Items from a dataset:
BEGIN
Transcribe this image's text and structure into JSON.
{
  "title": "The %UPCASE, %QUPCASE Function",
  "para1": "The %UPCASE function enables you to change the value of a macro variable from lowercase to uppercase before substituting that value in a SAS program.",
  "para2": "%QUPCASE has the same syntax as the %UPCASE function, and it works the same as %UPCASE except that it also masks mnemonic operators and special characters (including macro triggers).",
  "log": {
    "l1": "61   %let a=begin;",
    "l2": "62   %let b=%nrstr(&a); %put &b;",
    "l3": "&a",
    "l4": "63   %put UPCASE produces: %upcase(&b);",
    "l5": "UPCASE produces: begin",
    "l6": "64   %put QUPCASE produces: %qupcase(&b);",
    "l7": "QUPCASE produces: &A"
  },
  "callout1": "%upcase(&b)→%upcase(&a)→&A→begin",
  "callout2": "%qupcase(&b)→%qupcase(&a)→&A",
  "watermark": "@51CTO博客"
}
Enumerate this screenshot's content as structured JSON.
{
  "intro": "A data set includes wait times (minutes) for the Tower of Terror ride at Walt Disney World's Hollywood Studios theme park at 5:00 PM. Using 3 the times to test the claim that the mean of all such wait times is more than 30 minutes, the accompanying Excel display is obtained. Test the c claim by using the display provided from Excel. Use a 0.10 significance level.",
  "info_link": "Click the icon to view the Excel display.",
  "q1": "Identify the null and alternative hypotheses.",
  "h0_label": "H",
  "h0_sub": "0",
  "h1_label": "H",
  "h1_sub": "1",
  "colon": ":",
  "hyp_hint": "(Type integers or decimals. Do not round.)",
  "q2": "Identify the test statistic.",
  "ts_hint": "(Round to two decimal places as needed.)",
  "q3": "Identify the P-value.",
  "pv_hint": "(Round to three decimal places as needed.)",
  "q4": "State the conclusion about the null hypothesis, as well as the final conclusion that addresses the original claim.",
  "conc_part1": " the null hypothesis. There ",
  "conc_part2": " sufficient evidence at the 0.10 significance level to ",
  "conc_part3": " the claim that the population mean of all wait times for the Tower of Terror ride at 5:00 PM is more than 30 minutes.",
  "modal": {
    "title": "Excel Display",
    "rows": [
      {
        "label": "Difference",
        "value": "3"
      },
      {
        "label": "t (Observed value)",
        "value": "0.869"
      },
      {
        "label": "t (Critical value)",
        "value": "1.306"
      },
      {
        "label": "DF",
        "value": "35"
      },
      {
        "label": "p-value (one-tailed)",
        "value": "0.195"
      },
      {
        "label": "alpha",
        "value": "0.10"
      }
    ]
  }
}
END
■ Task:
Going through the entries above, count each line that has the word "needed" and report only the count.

■ Solution to the exercise:
2